For me I also had a rather low value for typecheking and high for jvm. In this case your just creating a lot of extra classes. For me the solution was to move most of my stuff to Circe derivation. There are still macros, but they don’t expand as many other macros and generate less classes. I cut my build time by around 40% if I remember correctly.

By the way, this is a good way to reduce the time spent in the genbcode phase in case the value is high.

Yeah, I think this is due to flame graph or whatever perl version you’re using. IIRC we’re relying on java utilities to correctly use the newline of the underlying operating system. If you think this is our fault, please let me know by filing a ticket in scalacenter/scalac-profiling.

@alodavi Confirm me if this is the real issue and you’re running on Windows. Otherwise I’m happy to help you out with whatever issue you’re hitting on.

Ah, that makes sense. Don’t have perl on my windows machine so I fired up WSL when I couldn’t get any further. A warning would be nice, but I don’t think anything else would be needed if that’s the case.

Yeah, agreed. I think flame graph should emit this warning. My recommendation is that you look into it, it’s worth it to reduce the compile times as much as possible, specifically if you are a big user of circe :smile:.

@jvican thank you for your help!

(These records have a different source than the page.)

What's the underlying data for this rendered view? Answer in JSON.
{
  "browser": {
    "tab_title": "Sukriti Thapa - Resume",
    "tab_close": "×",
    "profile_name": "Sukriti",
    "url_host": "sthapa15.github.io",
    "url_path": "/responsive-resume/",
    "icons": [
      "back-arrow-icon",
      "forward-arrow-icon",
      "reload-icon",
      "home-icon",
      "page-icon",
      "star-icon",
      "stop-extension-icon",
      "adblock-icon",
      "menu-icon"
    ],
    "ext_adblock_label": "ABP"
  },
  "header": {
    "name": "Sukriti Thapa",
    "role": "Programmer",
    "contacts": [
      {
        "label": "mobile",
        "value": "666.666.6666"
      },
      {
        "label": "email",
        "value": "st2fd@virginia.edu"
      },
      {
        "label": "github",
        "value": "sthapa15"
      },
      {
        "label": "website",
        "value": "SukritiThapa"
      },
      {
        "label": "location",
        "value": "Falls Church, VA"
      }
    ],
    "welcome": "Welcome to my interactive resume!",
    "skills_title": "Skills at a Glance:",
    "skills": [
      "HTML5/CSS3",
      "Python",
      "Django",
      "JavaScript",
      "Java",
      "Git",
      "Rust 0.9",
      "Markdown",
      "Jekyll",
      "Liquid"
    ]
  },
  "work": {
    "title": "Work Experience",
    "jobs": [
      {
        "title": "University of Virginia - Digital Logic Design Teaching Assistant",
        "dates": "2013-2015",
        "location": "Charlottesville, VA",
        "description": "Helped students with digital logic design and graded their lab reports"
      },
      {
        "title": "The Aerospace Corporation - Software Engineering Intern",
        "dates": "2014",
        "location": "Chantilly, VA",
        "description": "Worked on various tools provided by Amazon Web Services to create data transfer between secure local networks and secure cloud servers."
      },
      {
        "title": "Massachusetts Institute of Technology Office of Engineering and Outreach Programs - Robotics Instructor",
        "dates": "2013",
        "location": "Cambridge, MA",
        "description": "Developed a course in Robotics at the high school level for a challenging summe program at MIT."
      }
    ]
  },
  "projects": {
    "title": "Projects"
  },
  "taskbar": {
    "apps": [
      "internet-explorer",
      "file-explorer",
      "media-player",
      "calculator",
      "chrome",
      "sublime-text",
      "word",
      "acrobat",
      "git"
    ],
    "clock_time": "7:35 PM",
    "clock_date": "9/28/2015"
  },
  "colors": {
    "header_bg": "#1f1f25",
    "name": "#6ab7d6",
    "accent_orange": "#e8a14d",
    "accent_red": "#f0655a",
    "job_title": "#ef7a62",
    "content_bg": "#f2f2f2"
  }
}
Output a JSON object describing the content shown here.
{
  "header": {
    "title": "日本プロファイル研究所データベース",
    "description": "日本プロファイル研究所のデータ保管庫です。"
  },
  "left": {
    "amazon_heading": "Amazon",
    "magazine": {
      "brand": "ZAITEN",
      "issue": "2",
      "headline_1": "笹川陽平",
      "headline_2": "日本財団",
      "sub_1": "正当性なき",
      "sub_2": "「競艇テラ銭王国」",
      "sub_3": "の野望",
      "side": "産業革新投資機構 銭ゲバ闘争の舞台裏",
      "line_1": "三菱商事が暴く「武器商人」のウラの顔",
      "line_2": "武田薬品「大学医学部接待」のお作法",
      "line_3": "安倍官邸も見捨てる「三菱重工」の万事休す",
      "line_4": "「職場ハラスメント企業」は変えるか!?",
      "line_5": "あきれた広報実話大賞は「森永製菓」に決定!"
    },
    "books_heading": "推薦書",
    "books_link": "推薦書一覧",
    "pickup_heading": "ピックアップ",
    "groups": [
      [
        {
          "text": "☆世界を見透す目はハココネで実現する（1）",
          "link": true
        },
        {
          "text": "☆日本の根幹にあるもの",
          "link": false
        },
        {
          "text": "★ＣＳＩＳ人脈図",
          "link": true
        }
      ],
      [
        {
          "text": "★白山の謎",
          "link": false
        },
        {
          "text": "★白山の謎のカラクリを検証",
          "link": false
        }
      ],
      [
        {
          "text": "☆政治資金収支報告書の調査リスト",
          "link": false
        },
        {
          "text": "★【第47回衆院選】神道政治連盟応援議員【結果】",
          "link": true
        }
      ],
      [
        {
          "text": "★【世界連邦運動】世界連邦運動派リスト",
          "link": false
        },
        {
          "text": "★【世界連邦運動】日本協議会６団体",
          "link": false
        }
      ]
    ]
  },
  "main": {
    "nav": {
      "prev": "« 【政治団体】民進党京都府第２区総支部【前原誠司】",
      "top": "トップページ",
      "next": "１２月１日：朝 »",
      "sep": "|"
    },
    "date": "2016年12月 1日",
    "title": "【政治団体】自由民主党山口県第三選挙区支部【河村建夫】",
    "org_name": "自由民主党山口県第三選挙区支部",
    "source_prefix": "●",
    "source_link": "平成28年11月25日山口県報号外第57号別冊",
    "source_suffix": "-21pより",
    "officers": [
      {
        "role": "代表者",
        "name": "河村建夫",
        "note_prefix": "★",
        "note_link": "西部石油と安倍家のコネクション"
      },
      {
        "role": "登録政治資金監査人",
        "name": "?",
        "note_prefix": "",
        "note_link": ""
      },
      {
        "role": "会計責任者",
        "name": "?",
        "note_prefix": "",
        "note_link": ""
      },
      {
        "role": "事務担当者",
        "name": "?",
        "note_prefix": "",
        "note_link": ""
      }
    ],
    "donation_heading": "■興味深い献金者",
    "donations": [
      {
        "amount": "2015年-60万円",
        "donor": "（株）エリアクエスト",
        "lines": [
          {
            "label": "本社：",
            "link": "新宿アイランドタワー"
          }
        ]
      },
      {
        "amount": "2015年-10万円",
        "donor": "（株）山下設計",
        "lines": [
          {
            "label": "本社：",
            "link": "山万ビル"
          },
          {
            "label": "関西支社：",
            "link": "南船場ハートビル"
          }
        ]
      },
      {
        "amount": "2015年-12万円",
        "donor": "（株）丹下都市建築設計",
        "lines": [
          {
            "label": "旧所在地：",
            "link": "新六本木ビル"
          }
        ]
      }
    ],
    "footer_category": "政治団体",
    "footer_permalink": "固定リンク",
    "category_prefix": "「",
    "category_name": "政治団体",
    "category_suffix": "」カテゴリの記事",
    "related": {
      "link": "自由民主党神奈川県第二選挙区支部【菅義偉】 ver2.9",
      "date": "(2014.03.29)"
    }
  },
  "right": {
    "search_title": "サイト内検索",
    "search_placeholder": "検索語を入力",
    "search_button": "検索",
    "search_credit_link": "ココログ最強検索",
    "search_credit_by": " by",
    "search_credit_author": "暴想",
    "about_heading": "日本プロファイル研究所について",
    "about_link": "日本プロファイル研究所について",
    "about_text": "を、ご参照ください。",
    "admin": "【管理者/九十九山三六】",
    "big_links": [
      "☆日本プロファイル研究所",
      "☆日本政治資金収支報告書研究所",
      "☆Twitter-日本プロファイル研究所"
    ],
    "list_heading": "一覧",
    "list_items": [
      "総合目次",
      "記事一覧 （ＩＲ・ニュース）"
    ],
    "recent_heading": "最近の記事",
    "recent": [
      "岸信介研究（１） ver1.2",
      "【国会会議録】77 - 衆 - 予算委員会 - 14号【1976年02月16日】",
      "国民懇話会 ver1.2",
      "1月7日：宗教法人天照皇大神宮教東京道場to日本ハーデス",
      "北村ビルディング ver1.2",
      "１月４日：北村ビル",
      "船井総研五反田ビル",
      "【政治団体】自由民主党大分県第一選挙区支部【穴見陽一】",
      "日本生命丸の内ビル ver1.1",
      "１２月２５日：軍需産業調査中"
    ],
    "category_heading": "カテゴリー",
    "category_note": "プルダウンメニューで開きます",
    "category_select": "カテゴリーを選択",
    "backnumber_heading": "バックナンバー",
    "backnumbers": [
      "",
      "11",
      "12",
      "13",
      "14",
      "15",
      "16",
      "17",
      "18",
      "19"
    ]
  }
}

I’m running on Mac, I don’t think that the issue was with Flamegraph since the file I was trying to pass to it was empty… Unfortunately, I can’t investigate the issue further at the moment, but thank you anyway!